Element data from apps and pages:

--*--

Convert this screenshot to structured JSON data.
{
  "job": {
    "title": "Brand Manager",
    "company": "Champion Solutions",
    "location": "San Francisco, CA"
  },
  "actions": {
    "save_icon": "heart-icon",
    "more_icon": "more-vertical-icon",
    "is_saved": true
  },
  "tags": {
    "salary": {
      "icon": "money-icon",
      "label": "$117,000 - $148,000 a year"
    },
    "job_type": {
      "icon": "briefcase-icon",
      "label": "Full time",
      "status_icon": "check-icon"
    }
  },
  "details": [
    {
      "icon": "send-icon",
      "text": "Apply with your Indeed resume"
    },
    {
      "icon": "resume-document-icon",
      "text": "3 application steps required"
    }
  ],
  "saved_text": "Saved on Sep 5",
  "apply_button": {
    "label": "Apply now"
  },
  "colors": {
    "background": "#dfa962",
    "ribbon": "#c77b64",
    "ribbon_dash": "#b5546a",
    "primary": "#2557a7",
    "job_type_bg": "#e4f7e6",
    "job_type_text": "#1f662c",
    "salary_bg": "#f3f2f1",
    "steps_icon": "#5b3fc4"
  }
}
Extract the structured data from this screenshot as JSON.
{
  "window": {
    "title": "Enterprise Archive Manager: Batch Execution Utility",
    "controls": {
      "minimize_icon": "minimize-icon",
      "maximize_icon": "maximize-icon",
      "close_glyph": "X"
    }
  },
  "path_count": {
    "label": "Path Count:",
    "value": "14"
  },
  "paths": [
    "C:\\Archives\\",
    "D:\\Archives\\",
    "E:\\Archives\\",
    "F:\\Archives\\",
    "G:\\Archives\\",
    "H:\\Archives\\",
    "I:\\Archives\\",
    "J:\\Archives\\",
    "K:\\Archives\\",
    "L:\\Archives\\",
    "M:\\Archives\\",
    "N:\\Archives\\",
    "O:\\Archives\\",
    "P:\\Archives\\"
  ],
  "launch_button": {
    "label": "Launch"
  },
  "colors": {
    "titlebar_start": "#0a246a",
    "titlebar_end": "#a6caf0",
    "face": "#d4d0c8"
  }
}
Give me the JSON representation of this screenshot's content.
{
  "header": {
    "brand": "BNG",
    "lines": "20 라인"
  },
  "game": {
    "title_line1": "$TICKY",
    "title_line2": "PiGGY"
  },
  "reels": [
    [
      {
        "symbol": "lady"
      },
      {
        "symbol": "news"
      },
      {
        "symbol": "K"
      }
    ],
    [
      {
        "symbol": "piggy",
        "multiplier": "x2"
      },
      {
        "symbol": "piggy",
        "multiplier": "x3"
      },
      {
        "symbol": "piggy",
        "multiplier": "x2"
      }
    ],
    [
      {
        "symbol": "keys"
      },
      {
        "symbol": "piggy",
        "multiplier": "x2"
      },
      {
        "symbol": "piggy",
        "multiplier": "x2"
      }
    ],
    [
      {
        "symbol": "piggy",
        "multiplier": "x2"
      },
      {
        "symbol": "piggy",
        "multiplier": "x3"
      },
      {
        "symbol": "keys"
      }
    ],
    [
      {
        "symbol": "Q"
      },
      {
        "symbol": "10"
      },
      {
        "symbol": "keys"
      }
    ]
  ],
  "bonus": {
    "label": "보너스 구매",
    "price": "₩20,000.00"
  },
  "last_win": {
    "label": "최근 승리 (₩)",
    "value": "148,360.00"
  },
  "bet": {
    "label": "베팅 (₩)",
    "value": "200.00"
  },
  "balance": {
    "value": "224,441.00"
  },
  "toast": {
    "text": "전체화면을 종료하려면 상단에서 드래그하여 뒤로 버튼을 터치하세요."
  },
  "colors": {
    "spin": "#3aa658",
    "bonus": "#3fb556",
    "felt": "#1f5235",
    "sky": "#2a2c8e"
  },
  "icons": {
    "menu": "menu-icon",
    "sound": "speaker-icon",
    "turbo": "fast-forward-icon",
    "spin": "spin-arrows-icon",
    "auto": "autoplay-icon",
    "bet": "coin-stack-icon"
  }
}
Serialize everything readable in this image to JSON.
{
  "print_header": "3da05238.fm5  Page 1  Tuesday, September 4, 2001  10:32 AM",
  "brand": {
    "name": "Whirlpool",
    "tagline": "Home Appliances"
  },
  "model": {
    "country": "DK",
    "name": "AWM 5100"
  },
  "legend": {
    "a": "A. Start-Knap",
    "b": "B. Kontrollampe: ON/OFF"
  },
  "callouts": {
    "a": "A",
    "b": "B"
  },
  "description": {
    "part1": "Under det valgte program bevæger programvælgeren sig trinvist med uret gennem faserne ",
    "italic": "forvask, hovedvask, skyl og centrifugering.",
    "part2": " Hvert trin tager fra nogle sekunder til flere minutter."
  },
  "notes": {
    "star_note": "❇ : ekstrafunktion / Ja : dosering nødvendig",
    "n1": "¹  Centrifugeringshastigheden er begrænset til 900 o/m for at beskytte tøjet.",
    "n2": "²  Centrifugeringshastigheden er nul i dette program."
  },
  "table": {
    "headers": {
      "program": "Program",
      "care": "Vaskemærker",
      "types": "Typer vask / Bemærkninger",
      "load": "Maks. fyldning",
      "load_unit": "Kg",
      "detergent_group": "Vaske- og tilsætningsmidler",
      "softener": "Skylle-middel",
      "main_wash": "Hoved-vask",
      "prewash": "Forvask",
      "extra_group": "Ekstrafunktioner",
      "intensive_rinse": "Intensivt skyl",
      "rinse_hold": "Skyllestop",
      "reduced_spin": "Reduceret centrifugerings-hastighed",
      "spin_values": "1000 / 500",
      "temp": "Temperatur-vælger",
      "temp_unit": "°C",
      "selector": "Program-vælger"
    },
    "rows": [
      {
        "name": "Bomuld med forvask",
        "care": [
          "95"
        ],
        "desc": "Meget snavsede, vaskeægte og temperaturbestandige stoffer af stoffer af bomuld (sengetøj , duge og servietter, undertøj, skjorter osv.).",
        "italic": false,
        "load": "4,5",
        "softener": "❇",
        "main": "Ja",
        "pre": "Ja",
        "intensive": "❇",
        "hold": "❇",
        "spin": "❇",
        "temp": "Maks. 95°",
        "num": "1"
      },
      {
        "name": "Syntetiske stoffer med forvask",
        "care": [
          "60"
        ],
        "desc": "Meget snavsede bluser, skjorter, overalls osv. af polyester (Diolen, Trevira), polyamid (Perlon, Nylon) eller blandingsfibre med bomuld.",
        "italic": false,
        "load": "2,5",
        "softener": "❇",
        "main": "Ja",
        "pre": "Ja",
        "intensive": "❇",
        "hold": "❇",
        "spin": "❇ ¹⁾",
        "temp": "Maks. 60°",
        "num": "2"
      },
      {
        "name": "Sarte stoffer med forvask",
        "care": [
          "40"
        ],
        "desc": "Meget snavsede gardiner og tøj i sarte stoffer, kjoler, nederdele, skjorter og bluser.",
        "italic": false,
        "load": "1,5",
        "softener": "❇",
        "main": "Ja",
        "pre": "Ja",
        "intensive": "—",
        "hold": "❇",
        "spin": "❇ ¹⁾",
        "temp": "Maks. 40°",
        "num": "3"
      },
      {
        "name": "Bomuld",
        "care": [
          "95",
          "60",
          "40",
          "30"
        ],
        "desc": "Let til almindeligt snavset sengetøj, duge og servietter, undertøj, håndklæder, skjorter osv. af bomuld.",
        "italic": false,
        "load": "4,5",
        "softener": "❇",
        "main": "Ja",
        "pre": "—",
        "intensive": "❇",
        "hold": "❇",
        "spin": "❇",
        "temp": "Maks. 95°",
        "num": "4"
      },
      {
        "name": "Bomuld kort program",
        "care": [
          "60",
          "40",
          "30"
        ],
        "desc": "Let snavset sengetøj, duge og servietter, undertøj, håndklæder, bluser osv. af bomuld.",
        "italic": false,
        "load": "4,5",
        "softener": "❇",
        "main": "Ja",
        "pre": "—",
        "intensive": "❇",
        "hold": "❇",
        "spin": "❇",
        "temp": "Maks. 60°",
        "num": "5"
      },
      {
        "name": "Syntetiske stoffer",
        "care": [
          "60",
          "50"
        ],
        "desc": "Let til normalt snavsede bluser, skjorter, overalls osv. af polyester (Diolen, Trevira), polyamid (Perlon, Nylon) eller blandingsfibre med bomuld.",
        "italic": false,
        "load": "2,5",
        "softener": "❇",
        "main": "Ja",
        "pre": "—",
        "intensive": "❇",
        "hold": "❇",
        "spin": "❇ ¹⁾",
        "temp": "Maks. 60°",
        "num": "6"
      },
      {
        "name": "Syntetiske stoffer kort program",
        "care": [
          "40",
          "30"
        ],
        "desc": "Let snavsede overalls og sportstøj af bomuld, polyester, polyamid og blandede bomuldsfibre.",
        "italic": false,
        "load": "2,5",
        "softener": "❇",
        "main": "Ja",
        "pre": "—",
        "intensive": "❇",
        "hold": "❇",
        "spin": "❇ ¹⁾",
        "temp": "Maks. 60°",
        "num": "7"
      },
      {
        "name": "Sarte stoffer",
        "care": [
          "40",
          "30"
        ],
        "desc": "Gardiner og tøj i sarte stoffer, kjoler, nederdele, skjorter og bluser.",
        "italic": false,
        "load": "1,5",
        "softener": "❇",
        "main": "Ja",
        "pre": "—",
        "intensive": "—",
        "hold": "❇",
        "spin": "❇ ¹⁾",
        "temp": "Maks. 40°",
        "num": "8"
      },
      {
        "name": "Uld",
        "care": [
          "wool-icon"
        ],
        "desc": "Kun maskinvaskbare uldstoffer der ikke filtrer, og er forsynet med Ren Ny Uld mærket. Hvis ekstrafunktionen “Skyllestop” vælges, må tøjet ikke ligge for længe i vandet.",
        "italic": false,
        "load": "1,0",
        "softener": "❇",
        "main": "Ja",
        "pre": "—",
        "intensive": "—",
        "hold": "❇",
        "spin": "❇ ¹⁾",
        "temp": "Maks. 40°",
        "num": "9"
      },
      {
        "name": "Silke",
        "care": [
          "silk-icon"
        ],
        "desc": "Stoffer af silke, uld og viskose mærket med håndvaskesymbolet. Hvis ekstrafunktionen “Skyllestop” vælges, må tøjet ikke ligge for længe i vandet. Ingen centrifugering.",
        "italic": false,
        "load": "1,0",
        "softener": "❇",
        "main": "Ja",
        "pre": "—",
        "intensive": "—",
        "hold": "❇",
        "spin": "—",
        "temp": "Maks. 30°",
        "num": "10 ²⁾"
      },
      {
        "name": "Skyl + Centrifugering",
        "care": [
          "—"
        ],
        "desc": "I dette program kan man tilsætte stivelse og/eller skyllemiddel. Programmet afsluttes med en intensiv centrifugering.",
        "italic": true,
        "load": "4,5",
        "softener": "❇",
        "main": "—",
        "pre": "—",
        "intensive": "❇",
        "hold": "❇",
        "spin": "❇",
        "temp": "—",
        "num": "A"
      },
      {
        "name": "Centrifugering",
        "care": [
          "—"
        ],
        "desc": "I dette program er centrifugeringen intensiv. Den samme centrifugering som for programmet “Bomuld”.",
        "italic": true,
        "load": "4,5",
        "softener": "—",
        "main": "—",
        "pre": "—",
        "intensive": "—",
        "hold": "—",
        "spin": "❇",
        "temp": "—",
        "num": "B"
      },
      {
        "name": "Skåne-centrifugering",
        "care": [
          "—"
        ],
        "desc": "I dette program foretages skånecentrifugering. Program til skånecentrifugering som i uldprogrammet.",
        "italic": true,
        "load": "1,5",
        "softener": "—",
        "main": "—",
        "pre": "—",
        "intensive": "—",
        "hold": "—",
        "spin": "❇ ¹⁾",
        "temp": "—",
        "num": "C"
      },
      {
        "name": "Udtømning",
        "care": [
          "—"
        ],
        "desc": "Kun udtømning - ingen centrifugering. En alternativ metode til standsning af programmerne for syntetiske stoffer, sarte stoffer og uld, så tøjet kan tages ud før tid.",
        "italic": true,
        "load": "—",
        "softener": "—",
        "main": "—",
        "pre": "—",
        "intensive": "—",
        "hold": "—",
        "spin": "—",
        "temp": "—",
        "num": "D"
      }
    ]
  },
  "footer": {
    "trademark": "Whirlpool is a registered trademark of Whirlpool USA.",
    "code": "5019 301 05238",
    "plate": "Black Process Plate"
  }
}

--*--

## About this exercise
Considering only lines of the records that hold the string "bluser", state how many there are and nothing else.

## Your response
5